- Keep Your Pet’s Nails Short – Keeping your pet’s nails trimmed short can reduce the likelihood of developing hyperkeratosis. If you don’t feel comfortable trimming your pet’s nails, consider making an appointment with your vet or a qualified groomer.
- Keep Your Dog’s Feet Clean – Keeping your dog’s feet clean will help minimize the risk of bacteria and fungus growth that can lead to hyperkeratosis.
- Remove Burrs and Stones – Make sure to remove any burrs, stones, and other debris that may become stuck in your dog’s pads and fur.
- Use Paw Protection – To protect your pup’s paw pads during outdoor walks, use booties or specialized paw protectors.
- Avoid Hot Surfaces – To protect your pup’s paws from burns, avoid taking them on hot surfaces, such as asphalt or sand.
- Apply Moisturizer – Try applying a moisturizer specifically designed for dogs to your pup’s feet. Doing so can create a protective barrier and prevent further damage.
Q. How serious is hyperkeratosis in dogs?
A. Hyperkeratosis in dogs is usually not a life-threatening condition, but it can be very uncomfortable and cause them to scratch and bite themselves, which can lead to skin infections.
Q. Can hyperkeratosis be cured in dogs?
A. No, hyperkeratosis in dogs is a chronic condition that cannot be cured.

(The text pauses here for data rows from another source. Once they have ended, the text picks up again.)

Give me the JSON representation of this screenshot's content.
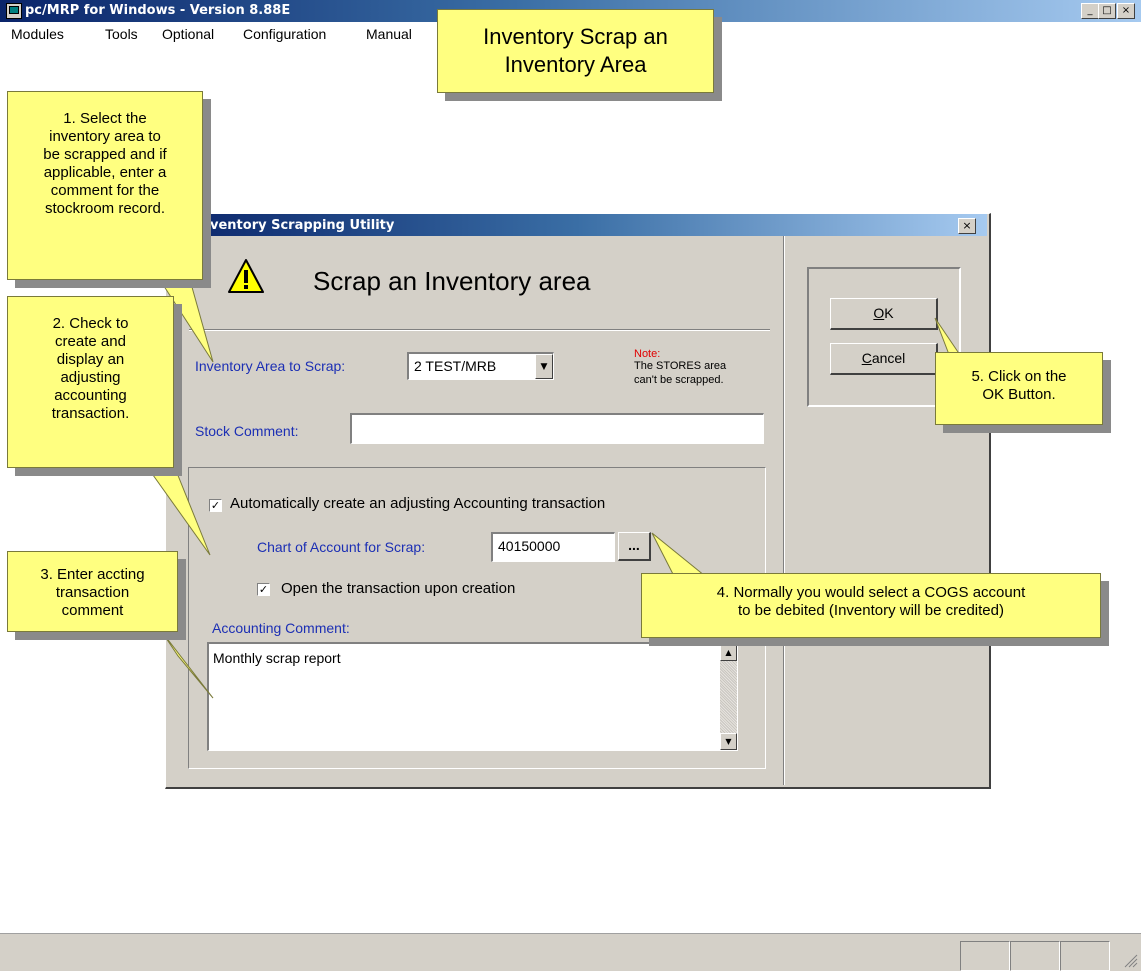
{
  "app": {
    "title": "pc/MRP for Windows - Version 8.88E",
    "window_buttons": [
      "_",
      "□",
      "×"
    ]
  },
  "menu": [
    "Modules",
    "Tools",
    "Optional",
    "Configuration",
    "Manual"
  ],
  "dialog": {
    "title": "ventory Scrapping Utility",
    "close": "×",
    "heading": "Scrap an Inventory area",
    "inventory_area_label": "Inventory Area to Scrap:",
    "inventory_area_value": "2  TEST/MRB",
    "note_label": "Note:",
    "note_lines": [
      "The STORES area",
      "can't be scrapped."
    ],
    "stock_comment_label": "Stock Comment:",
    "stock_comment_value": "",
    "auto_create_label": "Automatically create an adjusting Accounting transaction",
    "auto_create_checked": true,
    "chart_account_label": "Chart of Account for Scrap:",
    "chart_account_value": "40150000",
    "browse_label": "...",
    "open_transaction_label": "Open the transaction upon creation",
    "open_transaction_checked": true,
    "accounting_comment_label": "Accounting Comment:",
    "accounting_comment_value": "Monthly scrap report",
    "ok_mnemonic": "O",
    "ok_rest": "K",
    "cancel_mnemonic": "C",
    "cancel_rest": "ancel"
  },
  "callouts": {
    "title": [
      "Inventory Scrap an",
      "Inventory Area"
    ],
    "step1": [
      "1. Select the",
      "inventory area to",
      "be scrapped and if",
      "applicable, enter a",
      "comment for the",
      "stockroom record."
    ],
    "step2": [
      "2. Check to",
      "create and",
      "display an",
      "adjusting",
      "accounting",
      "transaction."
    ],
    "step3": [
      "3. Enter accting",
      "transaction",
      "comment"
    ],
    "step4": [
      "4. Normally you would select a COGS account",
      "to be debited (Inventory will be credited)"
    ],
    "step5": [
      "5. Click on the",
      "OK Button."
    ]
  },
  "colors": {
    "callout_bg": "#ffff80",
    "label_blue": "#1c2fb4",
    "note_red": "#e00000",
    "dialog_bg": "#d4d0c8"
  }
}
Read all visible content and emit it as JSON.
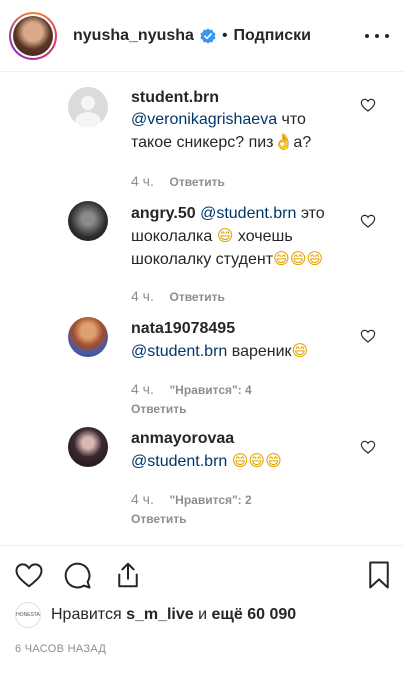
{
  "header": {
    "username": "nyusha_nyusha",
    "separator": "•",
    "follow_status": "Подписки"
  },
  "comments": [
    {
      "username": "student.brn",
      "mention": "@veronikagrishaeva",
      "text": "что такое сникерс? пиз",
      "emoji": "👌",
      "text_after": "а?",
      "time": "4 ч.",
      "likes": "",
      "reply": "Ответить"
    },
    {
      "username": "angry.50",
      "mention": "@student.brn",
      "text": "это шоколалка",
      "emoji": "😄",
      "text_after": "хочешь шоколалку студент",
      "emoji_tail": "😄😄😄",
      "time": "4 ч.",
      "likes": "",
      "reply": "Ответить"
    },
    {
      "username": "nata19078495",
      "mention": "@student.brn",
      "text": "вареник",
      "emoji": "😄",
      "time": "4 ч.",
      "likes": "\"Нравится\": 4",
      "reply": "Ответить"
    },
    {
      "username": "anmayorovaa",
      "mention": "@student.brn",
      "text": "",
      "emoji": "😄😄😄",
      "time": "4 ч.",
      "likes": "\"Нравится\": 2",
      "reply": "Ответить"
    }
  ],
  "footer": {
    "likes_prefix": "Нравится",
    "liked_by": "s_m_live",
    "likes_and": "и",
    "likes_more": "ещё 60 090",
    "likes_avatar_text": "HONESTA",
    "timestamp": "6 ЧАСОВ НАЗАД"
  },
  "icons": {
    "verified": "verified-badge-icon",
    "more": "more-options-icon",
    "like": "heart-icon",
    "comment": "comment-icon",
    "share": "share-icon",
    "save": "bookmark-icon"
  },
  "colors": {
    "mention": "#00376b",
    "verified": "#3897f0",
    "secondary": "#8e8e8e"
  }
}
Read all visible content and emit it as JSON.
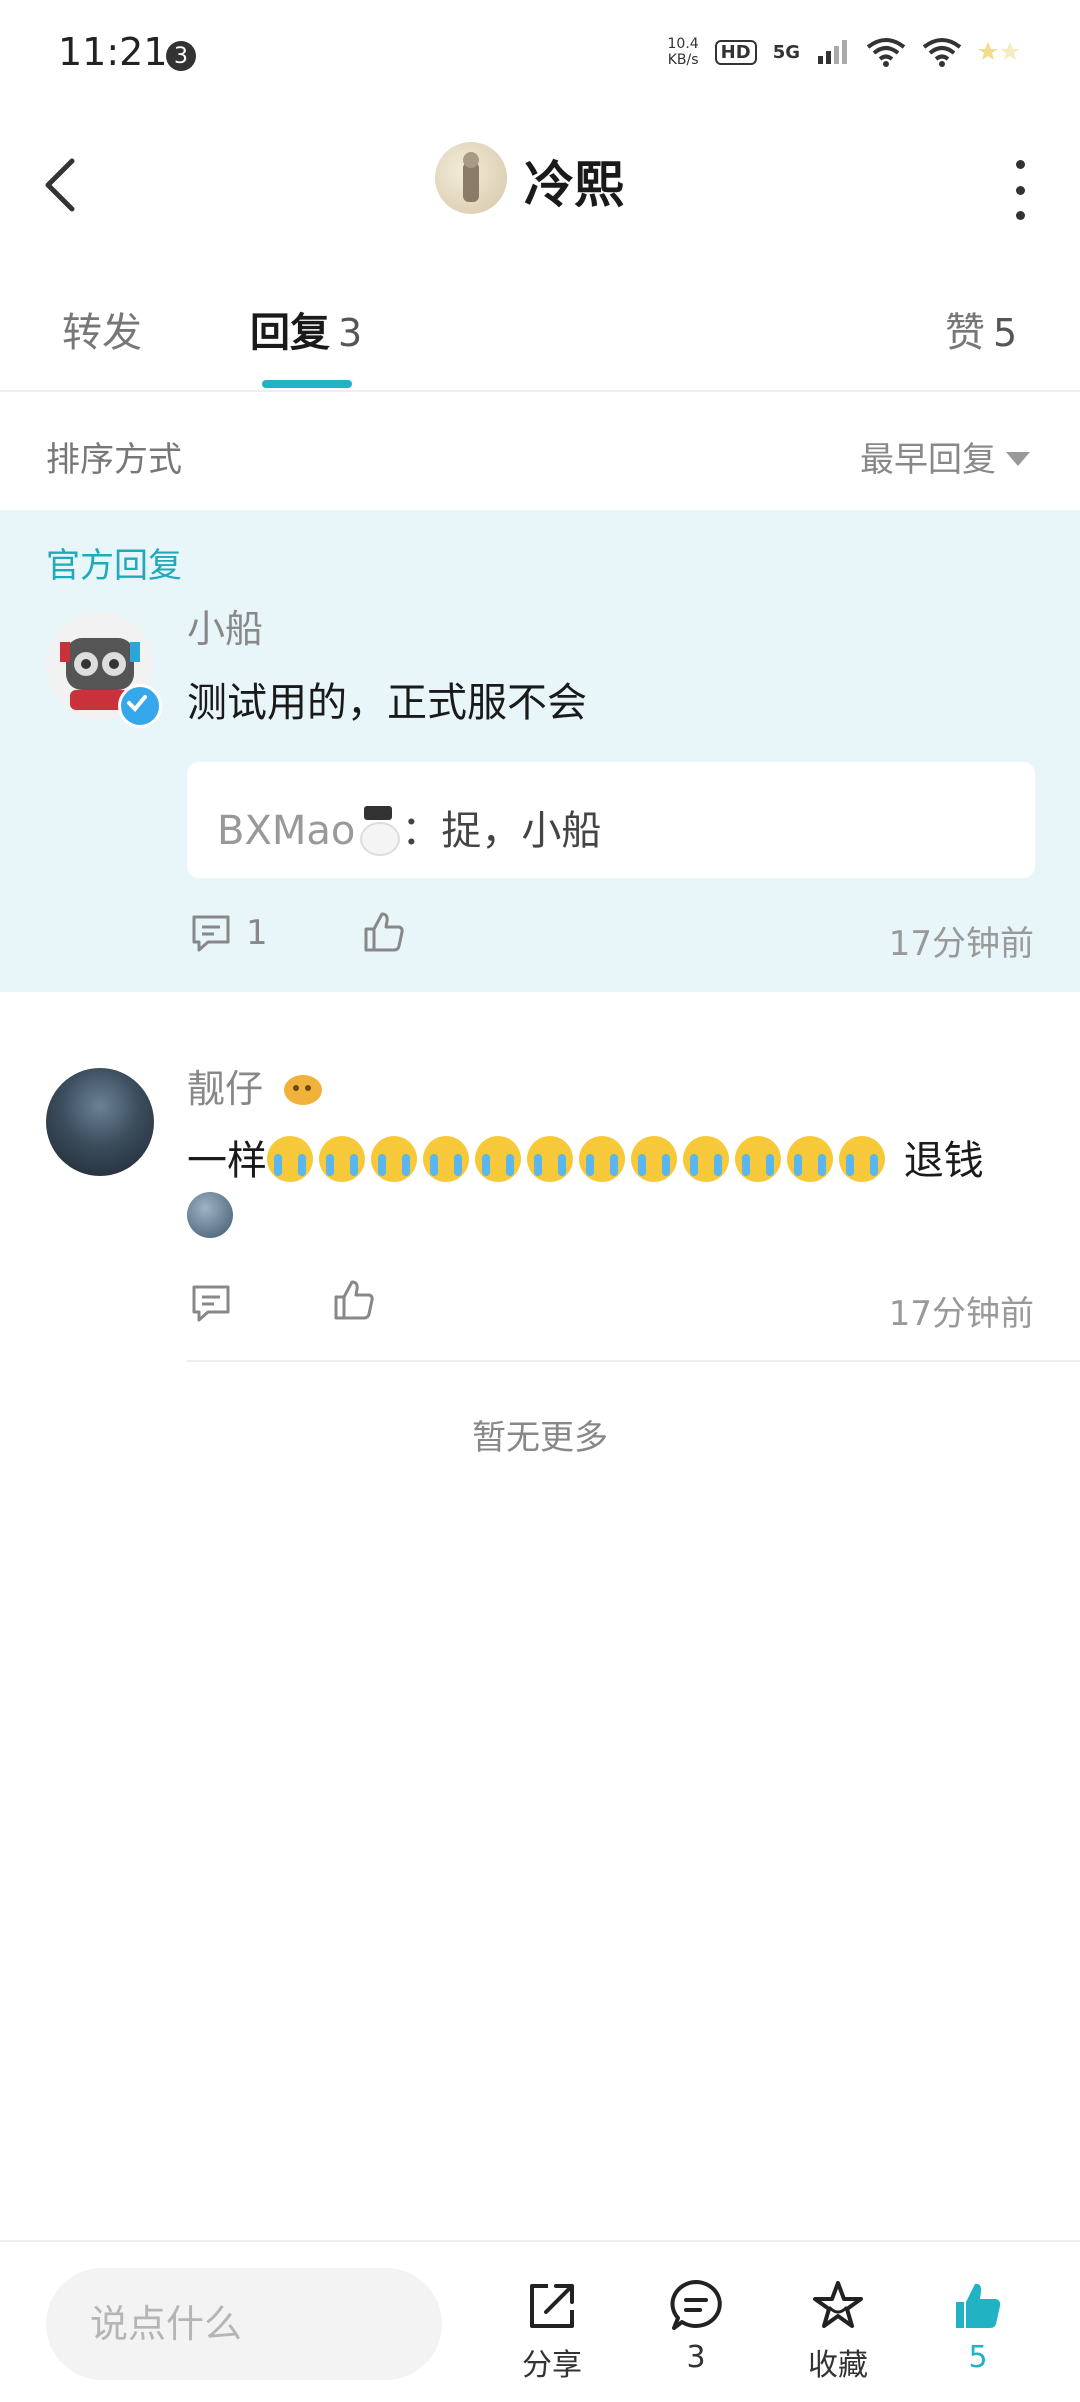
{
  "status_bar": {
    "time": "11:21",
    "notification_count": "3",
    "net_speed": "10.4",
    "net_speed_unit": "KB/s",
    "hd": "HD",
    "network": "5G"
  },
  "header": {
    "title": "冷熙"
  },
  "tabs": [
    {
      "label": "转发",
      "count": ""
    },
    {
      "label": "回复",
      "count": "3"
    },
    {
      "label": "赞",
      "count": "5"
    }
  ],
  "sort": {
    "label": "排序方式",
    "value": "最早回复"
  },
  "official_reply": {
    "tag": "官方回复",
    "user": "小船",
    "text": "测试用的，正式服不会",
    "quote_user": "BXMao",
    "quote_text": "：捉，小船",
    "comment_count": "1",
    "time": "17分钟前"
  },
  "reply2": {
    "user": "靓仔",
    "text_prefix": "一样",
    "text_suffix": "退钱",
    "time": "17分钟前"
  },
  "no_more": "暂无更多",
  "bottom_bar": {
    "input_placeholder": "说点什么",
    "share_label": "分享",
    "comment_count": "3",
    "collect_label": "收藏",
    "like_count": "5"
  },
  "colors": {
    "accent": "#21b3c4",
    "official_bg": "#e8f6f9"
  }
}
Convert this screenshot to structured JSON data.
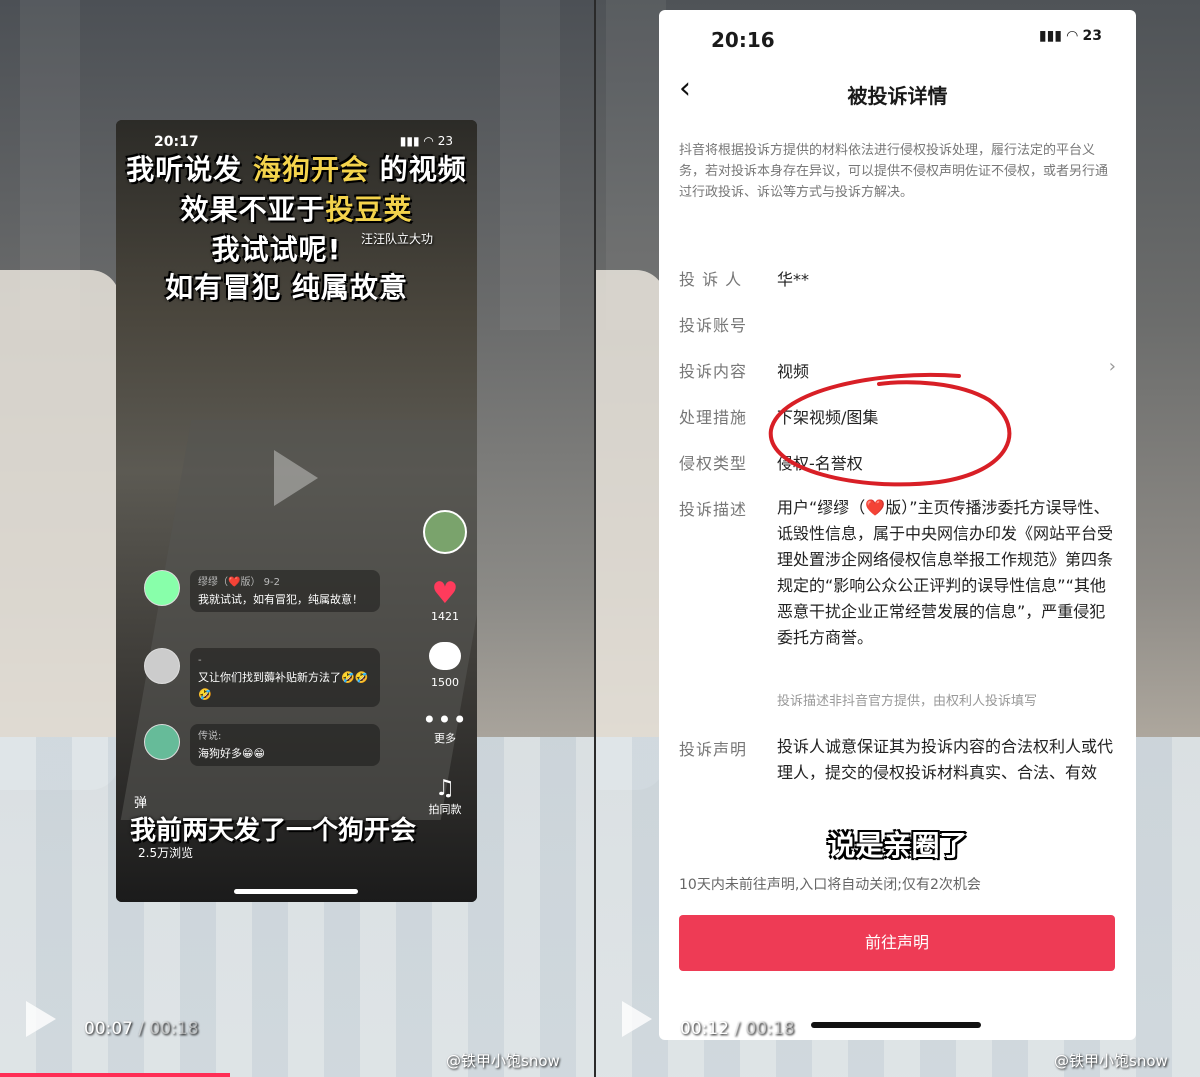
{
  "left": {
    "status_time": "20:17",
    "status_right": "23",
    "overlay_lines": [
      {
        "pre": "我听说发",
        "hl": "海狗开会",
        "post": "的视频"
      },
      {
        "pre": "效果不亚于",
        "hl": "投豆荚",
        "post": ""
      },
      {
        "pre": "我试试呢!",
        "hl": "",
        "post": ""
      },
      {
        "pre": "如有冒犯 纯属故意",
        "hl": "",
        "post": ""
      }
    ],
    "tag": "汪汪队立大功",
    "likes": "1421",
    "comments_count": "1500",
    "more_label": "更多",
    "shoot_label": "拍同款",
    "comments": [
      {
        "name": "缪缪（❤️版） 9-2",
        "text": "我就试试，如有冒犯，纯属故意！"
      },
      {
        "name": "-",
        "text": "又让你们找到薅补贴新方法了🤣🤣🤣"
      },
      {
        "name": "传说:",
        "text": "海狗好多😁😁"
      }
    ],
    "danmu_label": "弹",
    "bottom_caption": "我前两天发了一个狗开会",
    "views": "2.5万浏览",
    "player": {
      "current": "00:07",
      "total": "00:18"
    },
    "watermark": "@铁甲小饱snow"
  },
  "right": {
    "status_time": "20:16",
    "status_right": "23",
    "page_title": "被投诉详情",
    "notice": "抖音将根据投诉方提供的材料依法进行侵权投诉处理，履行法定的平台义务，若对投诉本身存在异议，可以提供不侵权声明佐证不侵权，或者另行通过行政投诉、诉讼等方式与投诉方解决。",
    "rows": [
      {
        "label": "投 诉 人",
        "value": "华**"
      },
      {
        "label": "投诉账号",
        "value": ""
      },
      {
        "label": "投诉内容",
        "value": "视频"
      },
      {
        "label": "处理措施",
        "value": "下架视频/图集"
      },
      {
        "label": "侵权类型",
        "value": "侵权-名誉权"
      },
      {
        "label": "投诉描述",
        "value": ""
      },
      {
        "label": "投诉声明",
        "value": ""
      }
    ],
    "description": "用户“缪缪（❤️版）”主页传播涉委托方误导性、诋毁性信息，属于中央网信办印发《网站平台受理处置涉企网络侵权信息举报工作规范》第四条规定的“影响公众公正评判的误导性信息”“其他恶意干扰企业正常经营发展的信息”，严重侵犯委托方商誉。",
    "description_note": "投诉描述非抖音官方提供，由权利人投诉填写",
    "statement": "投诉人诚意保证其为投诉内容的合法权利人或代理人，提交的侵权投诉材料真实、合法、有效",
    "overlay_caption": "说是亲圈了",
    "expire_note": "10天内未前往声明,入口将自动关闭;仅有2次机会",
    "cta_label": "前往声明",
    "player": {
      "current": "00:12",
      "total": "00:18"
    },
    "watermark": "@铁甲小饱snow"
  }
}
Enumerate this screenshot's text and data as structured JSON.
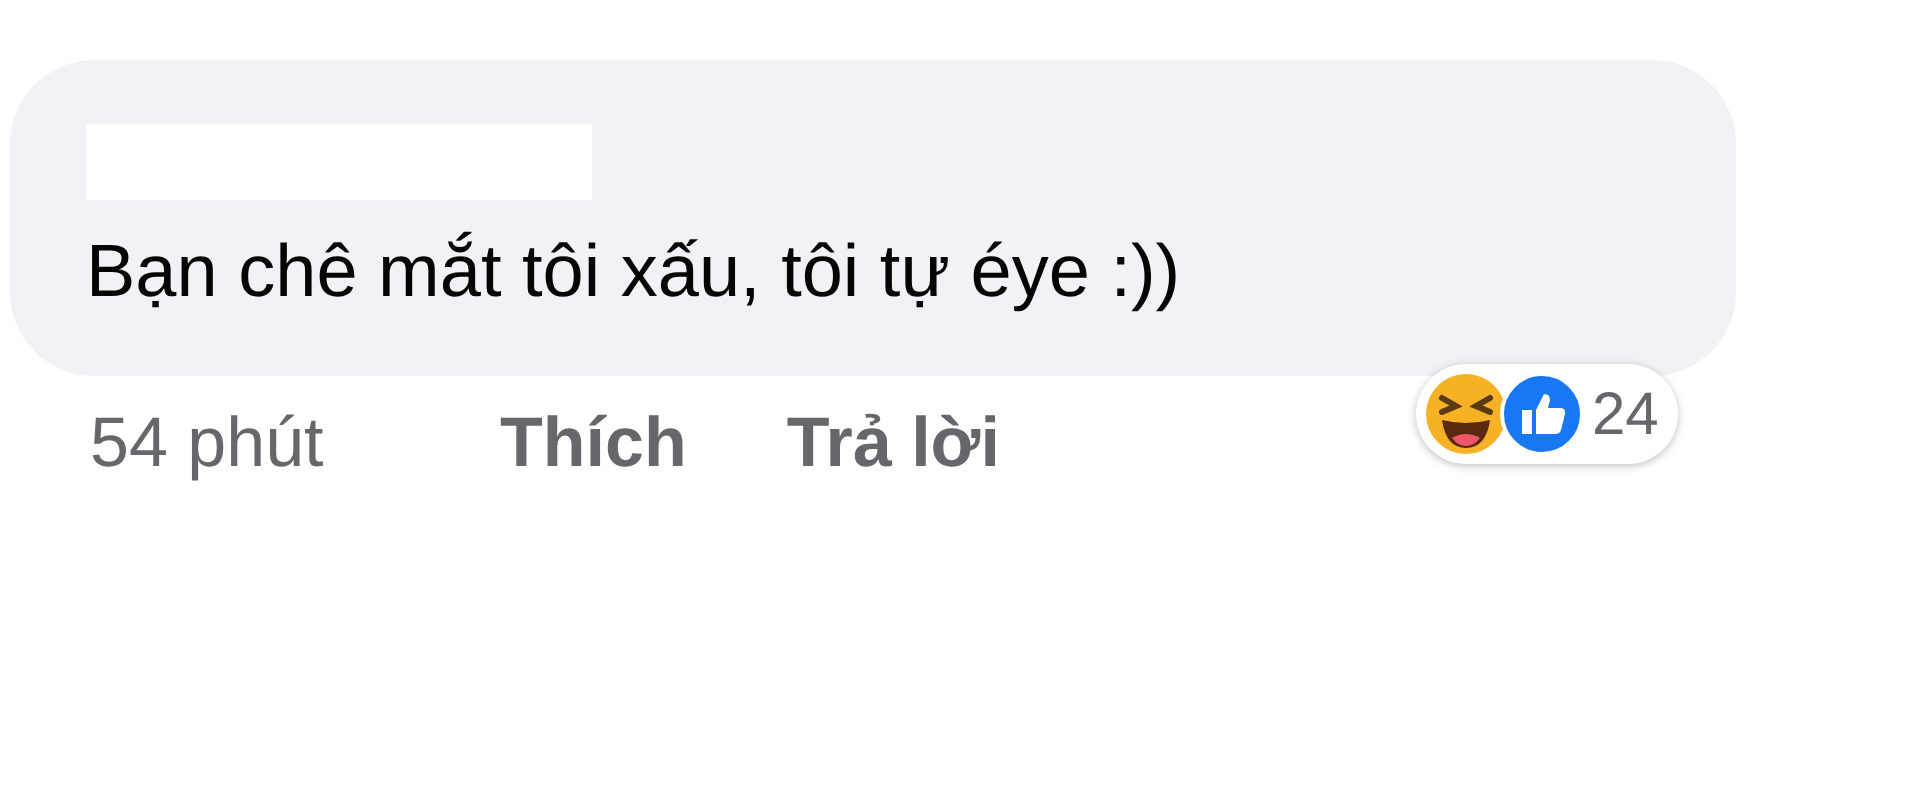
{
  "comment": {
    "text": "Bạn chê mắt tôi xấu, tôi tự éye :))",
    "time": "54 phút",
    "actions": [
      "Thích",
      "Trả lời"
    ],
    "reaction_count": "24"
  }
}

Q. What is the Severity of Hyperkeratosis in Dog Paws?
A. Hyperkeratosis of the paw pads in dogs is typically a mild to moderate condition. In more severe cases, the dog may develop painful lesions or ulcers on the pads of their feet.
Q. Is hyperkeratosis in dogs painful?
A. No, hyperkeratosis in dogs is not painful. However, it can be itchy and uncomfortable.
Q. Is hyperkeratosis in dogs contagious to humans?
A. No, hyperkeratosis in dogs is not contagious to humans.
Hyperkeratosis in dogs is a condition that can cause a variety of issues that the dog may be facing, including infection, lameness, and inflammation. It is important to get your dog properly diagnosed and treated so that the condition can be managed successfully. Depending on the severity, treatments may include topical medications, surgery, and diet modification. It is important to pay attention to any changes in your dog’s paws and seek help from a veterinarian immediately if any concerning symptoms arise.